PARIS — Wreaths, parades, parachute-landings and fireworks.
Friday was a nice sunny day, on this very day, world leaders and veterans flocked to Normandy beaches in northern France to commemorate the D-Day landings that helped defeat Nazi forces in World War II seven decades ago.
Paying tribute to the sacrifices of civilians, soldiers and the unity of Allies, French President Francois Hollande said June 6, 1944 was the start of “one of the fiercest battles in the history of France” that left 110,000 people dead, including more than 20,000 civilians.
Addressing hundreds of veterans and participants in Caen, Hollande noted “this ceremony reminds us of our duties to rescue the suffering humanity.”
Earlier, at the Normandy American Cemetery, joined by his American counterpart Barack Obama, Hollande stressed France “would never forget the solidarity between our two nations, solidarity based on a shared ideal, an aspiration, a passion for freedom.”

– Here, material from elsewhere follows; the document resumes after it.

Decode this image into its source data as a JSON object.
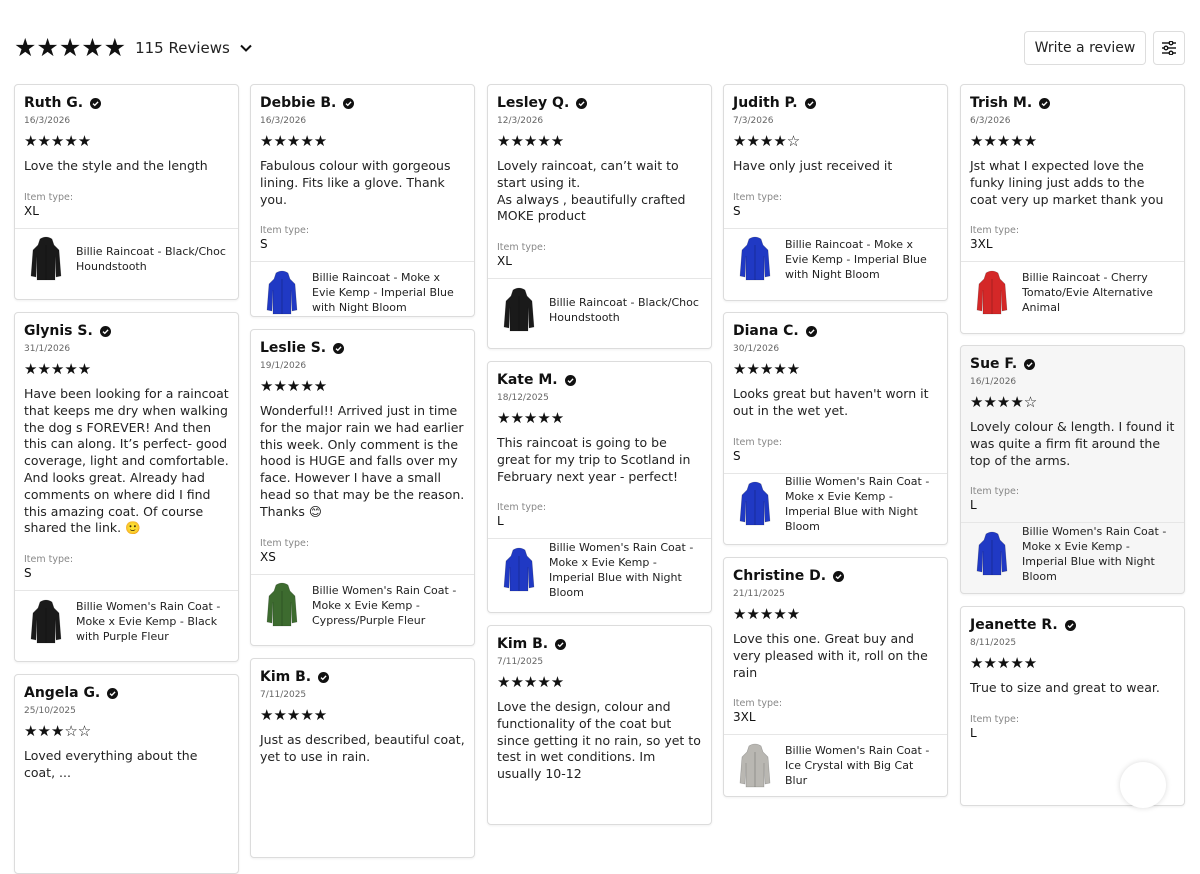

“More than 20,000 Americans lost their lives here in Normandy with 11,000 of them buried at Omaha Beach. France will never forget them. France will never forget what it owes to the United States,” Hollande recalled.
Obama said “Omaha — Normandy — this was democracy’s beachhead,” adding the June 6, 1944 “… decided not just a century, but shaped the security and well-being of all posterity.”
At a high-profile gathering, 19 heads of state and government including Britain’s Queen Elizabeth and Prime Minister David Cameron, Canadian President Stephen Harper participated in a series of ceremonies to honor the sacrifice of French servicemen and 160,000 U.S., British and Canadian troops that helped defeat Nazi forces in World War II.